When the Red Army began its advance during the Winter War on November 30, 1939, Kuusinen was pronounced head of the Finnish Democratic Republic (also known as the Terijoki Government)—Joseph Stalin's puppet régime intended to rule Finland. A "Declaration of the People's Government of Finland" was issued in Terijoki on December 1, 1939, and a "Treaty of Mutual Assistance and Friendship Between the Soviet Union and the Democratic Republic of Finland" signed by Molotov and Kuusinen in Moscow on December 2, 1939  However, the war did not go as planned, and the Soviet leadership decided to negotiate a peace with the Finnish government; Kuusinen's government was quietly disbanded and he was made chairman of the presidium of the Supreme Soviet of the Karelo-Finnish SSR (1940–1956).

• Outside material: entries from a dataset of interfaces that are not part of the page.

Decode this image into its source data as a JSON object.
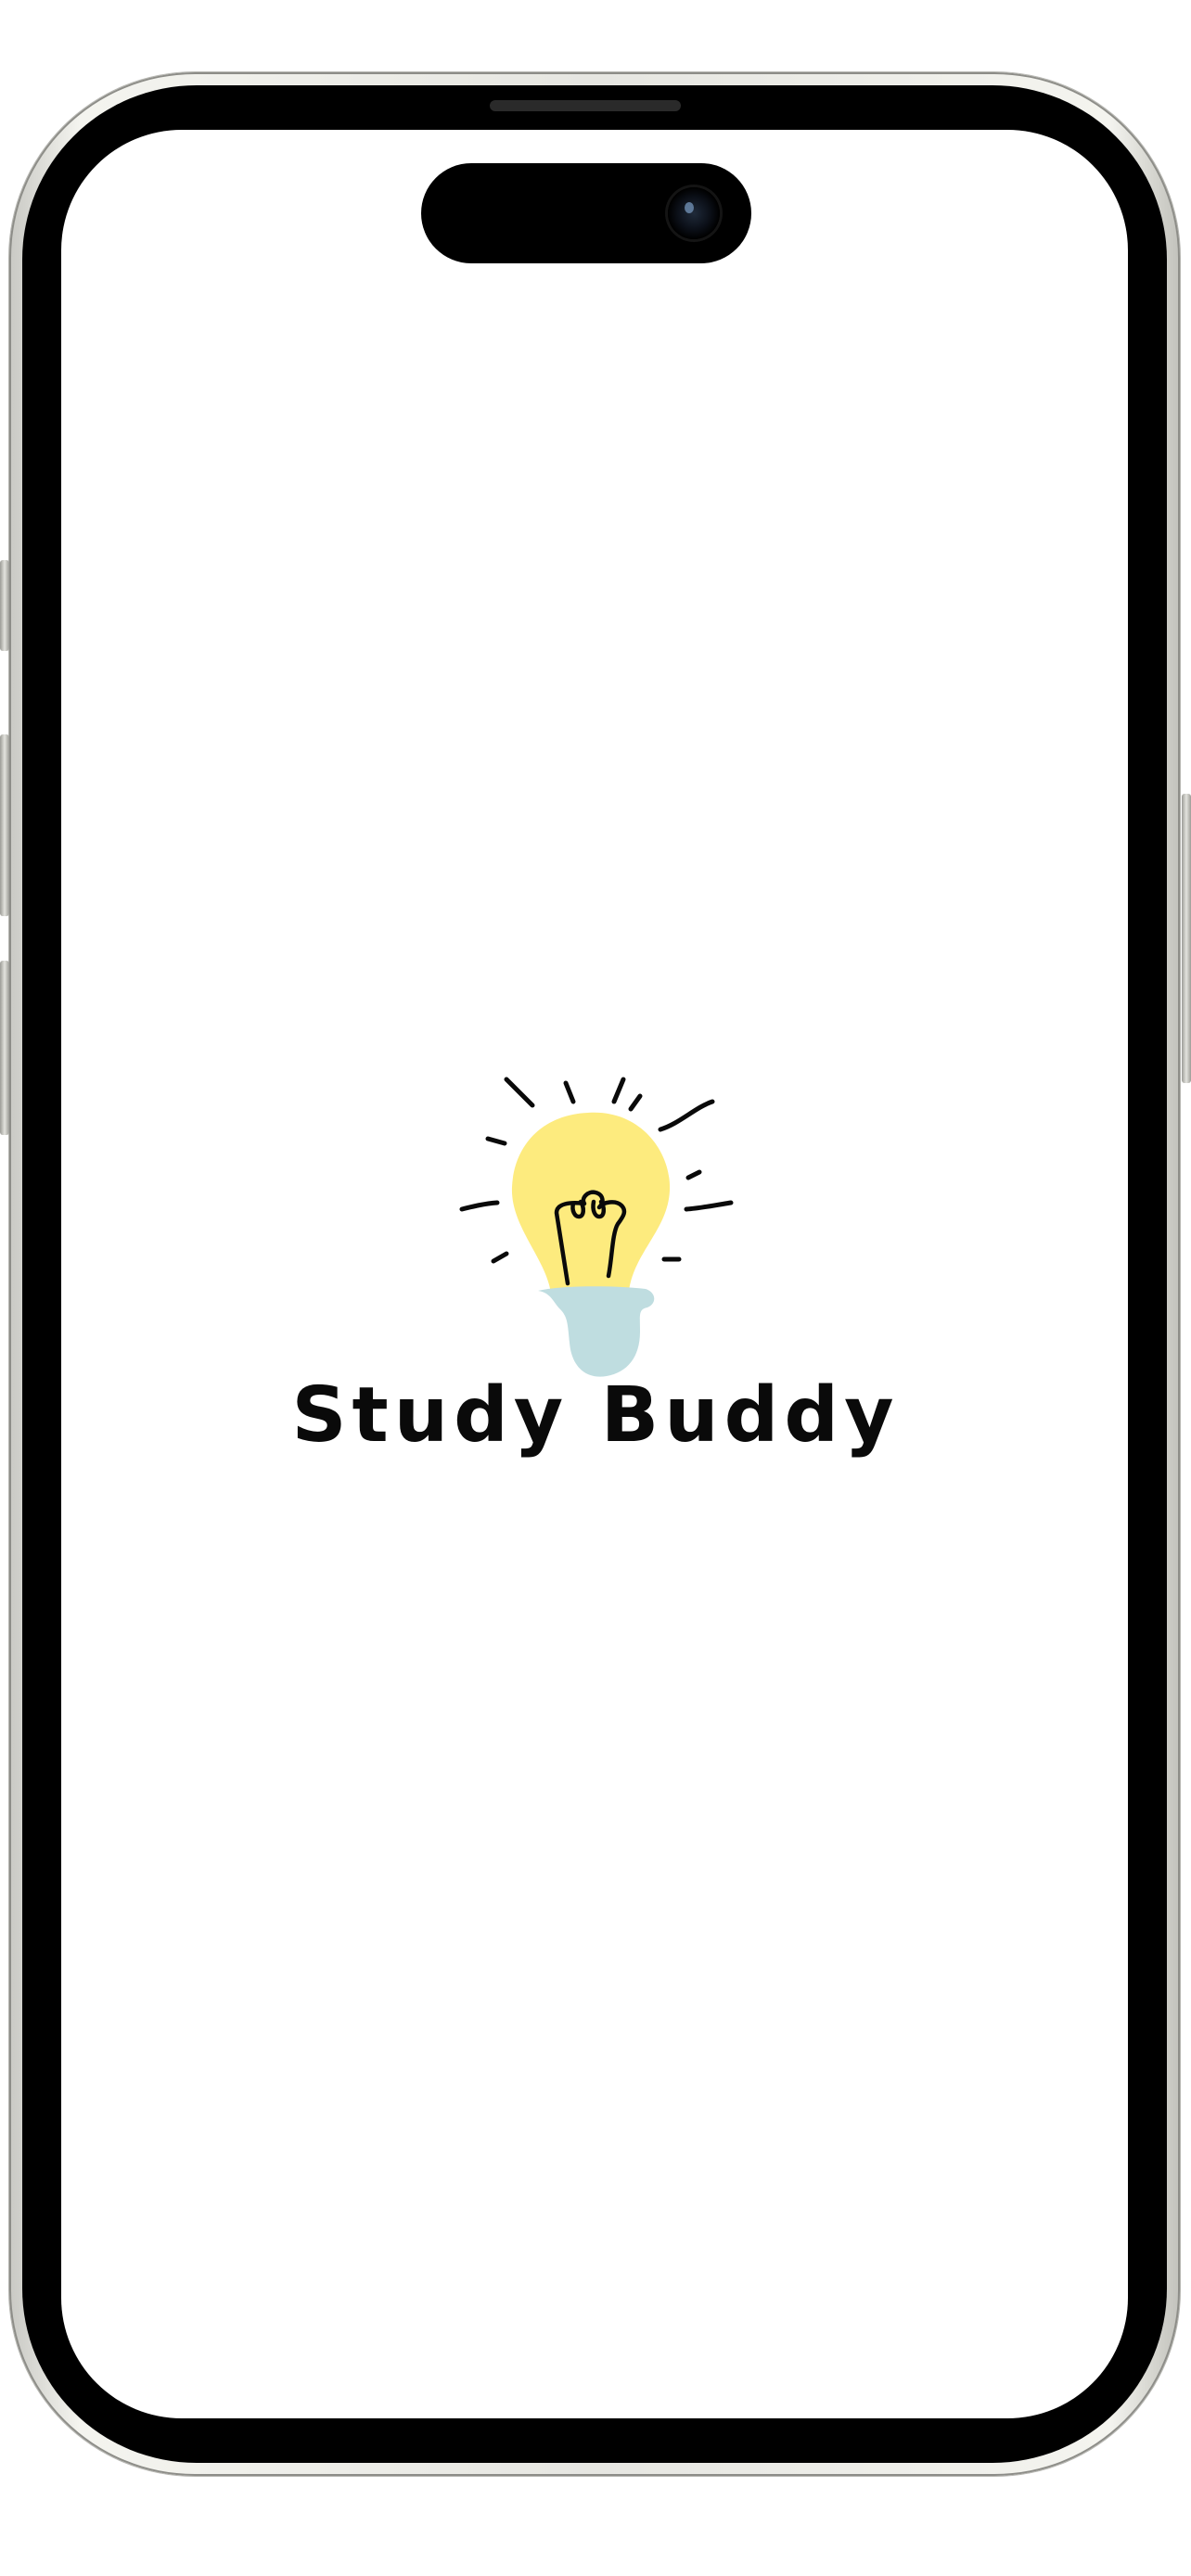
{
  "app": {
    "title": "Study Buddy",
    "logo_icon": "lightbulb-icon"
  },
  "colors": {
    "bulb": "#FDEB7E",
    "base": "#BFDDE0",
    "ink": "#0A0A0A",
    "background": "#FFFFFF"
  }
}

From the very outset of the war, working-class Finns stood behind the legal government in Helsinki. Finnish national unity against the Soviet invasion was later called the spirit of the Winter War.
Member of the Politburo 

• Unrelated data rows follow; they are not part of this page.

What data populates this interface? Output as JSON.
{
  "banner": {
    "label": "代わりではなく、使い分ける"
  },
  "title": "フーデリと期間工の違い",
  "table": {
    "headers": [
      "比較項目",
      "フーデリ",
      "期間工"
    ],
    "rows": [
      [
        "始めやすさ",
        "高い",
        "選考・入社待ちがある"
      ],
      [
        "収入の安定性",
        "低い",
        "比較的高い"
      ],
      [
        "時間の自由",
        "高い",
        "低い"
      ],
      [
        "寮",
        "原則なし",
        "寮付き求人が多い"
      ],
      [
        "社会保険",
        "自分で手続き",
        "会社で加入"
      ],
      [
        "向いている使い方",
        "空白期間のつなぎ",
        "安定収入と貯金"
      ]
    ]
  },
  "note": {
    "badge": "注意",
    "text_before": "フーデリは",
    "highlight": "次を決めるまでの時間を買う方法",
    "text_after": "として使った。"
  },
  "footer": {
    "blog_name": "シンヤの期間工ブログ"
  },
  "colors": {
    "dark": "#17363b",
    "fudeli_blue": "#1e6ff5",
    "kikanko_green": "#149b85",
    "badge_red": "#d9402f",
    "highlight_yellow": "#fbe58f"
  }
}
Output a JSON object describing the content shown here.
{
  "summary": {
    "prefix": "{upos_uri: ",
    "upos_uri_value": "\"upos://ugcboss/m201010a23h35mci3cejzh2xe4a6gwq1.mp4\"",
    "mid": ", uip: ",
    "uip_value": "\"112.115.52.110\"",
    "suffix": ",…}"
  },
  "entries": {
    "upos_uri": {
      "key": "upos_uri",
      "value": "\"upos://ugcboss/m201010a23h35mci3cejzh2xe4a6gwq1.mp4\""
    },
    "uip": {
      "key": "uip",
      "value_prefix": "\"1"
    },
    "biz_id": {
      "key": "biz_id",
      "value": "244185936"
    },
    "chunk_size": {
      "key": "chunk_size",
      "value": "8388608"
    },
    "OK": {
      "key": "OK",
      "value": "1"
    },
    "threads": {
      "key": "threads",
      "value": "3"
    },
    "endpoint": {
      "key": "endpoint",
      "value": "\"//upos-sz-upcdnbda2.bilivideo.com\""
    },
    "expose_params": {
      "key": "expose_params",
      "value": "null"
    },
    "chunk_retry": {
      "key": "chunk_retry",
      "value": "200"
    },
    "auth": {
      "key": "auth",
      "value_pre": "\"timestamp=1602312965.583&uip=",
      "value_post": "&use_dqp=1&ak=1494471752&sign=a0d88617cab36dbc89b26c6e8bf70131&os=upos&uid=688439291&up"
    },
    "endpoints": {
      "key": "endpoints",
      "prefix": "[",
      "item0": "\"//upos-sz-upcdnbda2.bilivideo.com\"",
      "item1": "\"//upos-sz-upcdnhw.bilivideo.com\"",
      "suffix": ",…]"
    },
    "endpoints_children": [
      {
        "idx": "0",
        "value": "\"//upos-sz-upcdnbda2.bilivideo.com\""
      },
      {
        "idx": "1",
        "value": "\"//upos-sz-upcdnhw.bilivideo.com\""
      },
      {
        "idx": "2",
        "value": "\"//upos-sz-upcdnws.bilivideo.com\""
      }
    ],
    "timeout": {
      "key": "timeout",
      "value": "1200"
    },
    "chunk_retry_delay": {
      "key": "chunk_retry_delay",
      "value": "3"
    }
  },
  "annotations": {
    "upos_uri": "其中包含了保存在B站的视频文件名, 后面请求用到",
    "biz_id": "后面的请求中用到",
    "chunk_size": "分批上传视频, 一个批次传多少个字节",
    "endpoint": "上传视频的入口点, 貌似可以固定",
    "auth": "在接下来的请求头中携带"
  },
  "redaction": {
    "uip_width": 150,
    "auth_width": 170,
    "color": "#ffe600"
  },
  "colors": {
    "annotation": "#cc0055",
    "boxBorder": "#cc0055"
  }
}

Kuusinen became an influential official in the Soviet state administration. He was a member of the Politburo, the highest state organ. Kuusinen also continued his work during the administration of Nikita Khrushchev (1953–1964). He was Secretary of the Central Committee of the Communist Party of the Soviet Union 1957–1964. In 1952 and again in 1957 he was also elected to the Presidium of the Central Committee.
Kuusinen was one of the editors of The Fundamentals of Marxism-Leninism, considered to be one of the fundamental works on dialectical materialism and Leninist communism. In Kremlin politics he was considered a liberal — and from its temporal distance his thinking pointed forward to perestroika. While editing a new party programme for "rapid agricultural, industrial, and technological development" he championed giving up the concept of the dictatorship of the proletariat, to the horror of more conservative ideologists. In this he was supported by Khrushchev.

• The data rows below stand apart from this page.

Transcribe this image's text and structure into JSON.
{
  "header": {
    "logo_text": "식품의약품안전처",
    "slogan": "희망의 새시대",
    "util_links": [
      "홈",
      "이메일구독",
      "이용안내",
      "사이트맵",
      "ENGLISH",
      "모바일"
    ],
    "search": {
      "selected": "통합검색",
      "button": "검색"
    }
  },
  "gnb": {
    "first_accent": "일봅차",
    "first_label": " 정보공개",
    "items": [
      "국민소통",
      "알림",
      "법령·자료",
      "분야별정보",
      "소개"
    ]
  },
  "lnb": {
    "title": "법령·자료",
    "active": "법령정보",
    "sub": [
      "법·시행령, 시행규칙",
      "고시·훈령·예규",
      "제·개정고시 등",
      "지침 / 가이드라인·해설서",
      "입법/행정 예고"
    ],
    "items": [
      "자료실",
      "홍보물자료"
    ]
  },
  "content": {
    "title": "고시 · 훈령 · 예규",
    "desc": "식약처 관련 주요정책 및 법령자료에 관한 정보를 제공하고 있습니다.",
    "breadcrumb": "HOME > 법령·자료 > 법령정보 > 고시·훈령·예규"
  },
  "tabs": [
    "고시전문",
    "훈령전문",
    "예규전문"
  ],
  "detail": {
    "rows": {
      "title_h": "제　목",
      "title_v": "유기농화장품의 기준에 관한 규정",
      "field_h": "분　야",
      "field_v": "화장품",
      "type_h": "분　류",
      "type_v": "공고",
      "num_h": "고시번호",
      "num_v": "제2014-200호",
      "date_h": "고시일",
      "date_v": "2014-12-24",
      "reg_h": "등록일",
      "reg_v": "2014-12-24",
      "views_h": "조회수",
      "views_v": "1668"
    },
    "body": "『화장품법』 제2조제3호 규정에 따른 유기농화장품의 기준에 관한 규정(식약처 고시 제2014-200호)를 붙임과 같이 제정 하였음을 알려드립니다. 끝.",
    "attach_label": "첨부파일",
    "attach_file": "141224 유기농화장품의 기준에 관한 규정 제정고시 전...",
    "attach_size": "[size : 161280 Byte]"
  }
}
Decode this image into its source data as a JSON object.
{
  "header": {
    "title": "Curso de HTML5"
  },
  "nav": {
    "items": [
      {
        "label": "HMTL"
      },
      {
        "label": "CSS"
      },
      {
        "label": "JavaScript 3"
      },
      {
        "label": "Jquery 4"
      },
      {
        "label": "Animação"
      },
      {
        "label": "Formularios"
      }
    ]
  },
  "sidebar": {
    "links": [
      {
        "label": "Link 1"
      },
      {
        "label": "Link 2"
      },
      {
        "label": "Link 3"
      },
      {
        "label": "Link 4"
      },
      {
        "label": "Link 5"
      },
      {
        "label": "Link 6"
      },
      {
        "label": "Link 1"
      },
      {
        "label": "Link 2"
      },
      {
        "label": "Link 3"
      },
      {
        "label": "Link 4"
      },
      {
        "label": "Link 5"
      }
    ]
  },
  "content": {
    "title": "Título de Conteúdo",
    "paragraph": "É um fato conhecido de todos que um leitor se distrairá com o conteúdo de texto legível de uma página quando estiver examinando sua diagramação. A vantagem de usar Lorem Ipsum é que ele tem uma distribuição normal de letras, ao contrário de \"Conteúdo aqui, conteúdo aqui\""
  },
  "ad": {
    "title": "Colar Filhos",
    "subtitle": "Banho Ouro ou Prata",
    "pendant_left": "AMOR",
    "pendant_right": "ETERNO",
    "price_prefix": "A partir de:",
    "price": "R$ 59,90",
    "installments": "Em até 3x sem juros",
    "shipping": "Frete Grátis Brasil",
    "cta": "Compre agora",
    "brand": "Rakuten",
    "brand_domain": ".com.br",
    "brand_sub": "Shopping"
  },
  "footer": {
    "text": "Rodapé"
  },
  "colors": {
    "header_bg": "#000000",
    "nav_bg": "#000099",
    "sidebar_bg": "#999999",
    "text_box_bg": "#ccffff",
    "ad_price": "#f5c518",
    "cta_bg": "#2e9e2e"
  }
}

Kuusinen was elected a member of the Soviet Academy of Sciences in 1958.
After learning that he was terminally ill, Kuusinen requested (via the Helsinki Embassy of the Soviet Union) permission to visit Laukaa and Jyväskylä as a private person. The government of Finland denied this request.
Kuusinen died in Moscow on May 17, 1964. His ashes were buried in the Kremlin Wall Necropolis.
Kuusinen was married several times, and had numerous children, such as Aino Elina (born 1901), Hertta Elina (born 1904), Esa Otto Wille (born 1906), Riikka-Sisko (born 1908), Heikki (born 1911) and Taneli (born 1913). Most of his offspring remained with his first wife Saima Dahlström. In early 1920s Kuusinen married Aino Sarola. In 1936, he fell in love with the Russian Marina Amiragova, who was 30 years younger than he, and they stayed together until Kuusinen's death. The couple never married. They had a daughter in 1937 who died at the age of eleven months.
During the Great Purge in 1937, Kuusinen's son was arrested. Stalin asked Kuusinen why he had not protested; Kuusinen replied, "No doubt there were serious reasons for his arrest." Later Kuusinen's son was released.
- Brody, A.; et al. (1939). The USSR and Finland – Historical, Economic, Political Facts and Documents. New York: Soviet Russia Today.
- Chapter 3. A History of Spetsnaz Spetsnaz. The Story Behind the Soviet SAS, ISBN 978-0-241-11961-7
- Trotter (2002). p. 61.
- Soikkanen, Timo (1999). "Talvisodan henki". In Leskinen, Jari; Juutilainen, Antti. Talvisodan pikkujättiläinen. p. 235.
- Rayfield 2005, p. 316
Further reading 
- Leskinen, Jari; Juutilainen, Antti, eds. (1999). Talvisodan pikkujättiläinen (in Finnish) (1st ed.). Werner Söderström Osakeyhtiö. ISBN 951-0-23536-9.
- Rayfield, Donald (2005) . Stalin and His Hangmen. Penguin books. ISBN 978-0-14-100375-7.
- Trotter, William R. (2002, 2006) . The Winter war: The Russo–Finnish War of 1939–40 (5th ed.). New York (Great Britain: London): Workman Publishing Company (Great Britain: Aurum Press). ISBN 1-85410-881-6. "First published in the United States under the title A Frozen Hell: The Russo–Finnish Winter War of 1939–40"